Let’s review some things and add other basic points of a complete surf lesson:
General safety: ocean environment. Learn about the beach you will surf and its potential hazards. Wave size, general conditions, type of bottom, currents, riptides, etc.
Know everything about your equipment and using it: learn the parts of a surfboard and practice some techniques on land so that you can control your surfboard in the surf. Check the condition of your leash.
Paddling technique: how to balance on a surfboard while paddling. Find your proper positioning when you paddle the surfboard from a belly down position.
Standing up on a surfboard: proper technique, take off, drop, riding stance, arm position, how to stop the surfboard in a controlled manner, how to dismount off your surfboard and how to fall off safely which is usually landing flat on the water (parallel to the water).
Turning the surfboard: how to complete single and multiple turns on the face of the wave from a standing up position by using the rails of the surfboard. Learning the bottom turn.
Types of surf breaks: identify the types of surf breaks.
Identifying rideable waves and positioning to catch a wave in the best possible spot and time: learn to read a wave, learn to identify the peak, learn where to position yourself.
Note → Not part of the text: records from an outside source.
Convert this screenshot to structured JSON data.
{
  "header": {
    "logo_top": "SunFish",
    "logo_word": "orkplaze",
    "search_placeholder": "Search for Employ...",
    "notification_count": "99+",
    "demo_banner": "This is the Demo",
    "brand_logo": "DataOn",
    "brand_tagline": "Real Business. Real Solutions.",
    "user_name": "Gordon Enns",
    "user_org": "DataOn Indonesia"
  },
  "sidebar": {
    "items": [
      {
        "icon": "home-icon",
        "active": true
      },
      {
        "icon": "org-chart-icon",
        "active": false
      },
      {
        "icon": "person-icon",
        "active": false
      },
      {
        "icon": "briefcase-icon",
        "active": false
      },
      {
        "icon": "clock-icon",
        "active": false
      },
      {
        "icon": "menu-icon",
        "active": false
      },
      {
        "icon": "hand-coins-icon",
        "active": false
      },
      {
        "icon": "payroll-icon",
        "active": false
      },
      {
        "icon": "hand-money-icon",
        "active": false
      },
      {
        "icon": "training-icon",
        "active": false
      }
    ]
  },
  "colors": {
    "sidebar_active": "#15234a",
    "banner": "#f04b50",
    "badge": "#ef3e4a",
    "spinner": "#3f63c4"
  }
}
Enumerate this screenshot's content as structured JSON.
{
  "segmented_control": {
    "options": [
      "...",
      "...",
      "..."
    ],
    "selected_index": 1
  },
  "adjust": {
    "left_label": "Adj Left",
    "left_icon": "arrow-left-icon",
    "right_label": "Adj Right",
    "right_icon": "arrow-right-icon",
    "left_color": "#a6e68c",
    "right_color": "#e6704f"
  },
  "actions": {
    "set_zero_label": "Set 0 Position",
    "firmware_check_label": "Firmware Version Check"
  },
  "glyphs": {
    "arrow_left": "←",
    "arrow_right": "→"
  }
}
Some parts of the wave are the peak, the face, the lip, the bottom, the back, the close out, the foam or white wash, the tube or barrel, the line, etc. Waves can be measured in feet or meters, and are usually measured from the back side.
Sitting on a surfboard: how to turn the board from a sitting position in order to position yourself to catch a wave. Balance on your surfboard from a sitting position.
Paddling out into the line-up: read the surf break, know where to paddle out into the lineup (past the breaking waves), practice techniques for getting through breaking waves like the turtle dive. Know where the entry channel is.
Surfing etiquette: be able to identify who has priority, learn the priority system for riding waves, understand what to do when you don’t have priority, learning how to keep yourself and others safe.
Being a smart surfer: know your limits and be able to recognize conditions and/or surf breaks that are or are not suitable for your ability level.
You will learn all of this initially with your surf instructor, but over time you should be able to keep learning to surf by yourself. Surfing is a great challenge and for sure one of the most difficult sports to learn, but the rewards are like no other when you catch a wave. And also the cool thing about surfing is that you can do it with your family members and loved ones. The other really cool thing about surfing is that when you go surf you also get some beach time to hang out and set up an umbrella and enjoy the sand and sea.
Make this visit to Cabo perfect and unforgettable by starting to learn how to surf in this magical surf town! And to all the friendly surfers vacationing in our surf town, I wish you epic waves. Thanks for your time and thanks for visiting! And thank you Mike Doyle for your good vibes forever. Surf's up infinitely!